## PROBLEM DESCRIPTION
Wherever the string "this" shows up in the records below, return that line.

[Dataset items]
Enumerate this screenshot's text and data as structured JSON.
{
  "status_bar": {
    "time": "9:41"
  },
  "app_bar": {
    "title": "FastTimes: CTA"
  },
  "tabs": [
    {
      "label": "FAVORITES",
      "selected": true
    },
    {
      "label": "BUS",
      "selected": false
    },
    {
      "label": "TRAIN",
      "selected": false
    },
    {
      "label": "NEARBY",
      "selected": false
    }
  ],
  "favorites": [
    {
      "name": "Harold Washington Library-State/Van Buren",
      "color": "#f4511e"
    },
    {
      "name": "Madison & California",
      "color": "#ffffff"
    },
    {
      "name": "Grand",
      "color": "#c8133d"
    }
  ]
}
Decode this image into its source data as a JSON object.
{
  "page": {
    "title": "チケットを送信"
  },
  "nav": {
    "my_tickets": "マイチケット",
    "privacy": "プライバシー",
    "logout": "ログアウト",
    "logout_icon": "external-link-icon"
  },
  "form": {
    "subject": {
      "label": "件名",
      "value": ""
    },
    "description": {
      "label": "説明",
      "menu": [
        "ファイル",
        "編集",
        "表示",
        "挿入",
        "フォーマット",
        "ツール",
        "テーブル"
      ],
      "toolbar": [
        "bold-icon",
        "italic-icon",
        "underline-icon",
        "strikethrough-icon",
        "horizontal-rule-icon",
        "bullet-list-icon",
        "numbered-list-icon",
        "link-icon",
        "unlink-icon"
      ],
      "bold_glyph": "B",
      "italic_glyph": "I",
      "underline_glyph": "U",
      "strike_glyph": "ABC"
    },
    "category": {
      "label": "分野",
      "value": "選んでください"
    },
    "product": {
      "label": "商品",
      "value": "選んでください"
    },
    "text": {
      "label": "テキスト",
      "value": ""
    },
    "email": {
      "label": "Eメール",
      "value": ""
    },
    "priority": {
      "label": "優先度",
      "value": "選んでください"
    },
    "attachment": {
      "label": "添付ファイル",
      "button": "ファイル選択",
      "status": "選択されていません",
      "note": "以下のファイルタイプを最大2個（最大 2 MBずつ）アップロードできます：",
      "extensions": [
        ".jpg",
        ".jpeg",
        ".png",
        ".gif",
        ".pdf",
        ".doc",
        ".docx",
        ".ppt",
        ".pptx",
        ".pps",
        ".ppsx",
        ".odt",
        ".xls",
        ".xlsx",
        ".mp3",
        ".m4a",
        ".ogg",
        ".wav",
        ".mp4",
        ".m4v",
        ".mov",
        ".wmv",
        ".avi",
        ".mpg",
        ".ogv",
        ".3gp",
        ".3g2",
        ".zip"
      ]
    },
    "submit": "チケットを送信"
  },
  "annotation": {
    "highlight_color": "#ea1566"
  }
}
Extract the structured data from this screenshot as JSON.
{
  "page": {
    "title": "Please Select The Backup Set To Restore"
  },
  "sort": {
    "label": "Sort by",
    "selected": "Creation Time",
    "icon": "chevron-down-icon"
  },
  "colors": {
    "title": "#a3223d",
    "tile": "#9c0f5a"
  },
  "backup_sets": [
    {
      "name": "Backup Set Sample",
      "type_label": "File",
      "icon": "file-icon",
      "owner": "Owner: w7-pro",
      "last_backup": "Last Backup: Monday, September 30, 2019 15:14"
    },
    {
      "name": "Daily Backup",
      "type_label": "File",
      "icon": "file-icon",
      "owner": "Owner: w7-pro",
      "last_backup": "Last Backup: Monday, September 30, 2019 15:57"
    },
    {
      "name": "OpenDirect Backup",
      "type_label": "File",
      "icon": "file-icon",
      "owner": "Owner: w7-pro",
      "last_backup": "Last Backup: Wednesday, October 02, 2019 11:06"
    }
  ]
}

## REPLY
Enumerate this screenshot's text and data as structured JSON.
Decode this image into its source data as a JSON object.
Extract the structured data from this screenshot as JSON.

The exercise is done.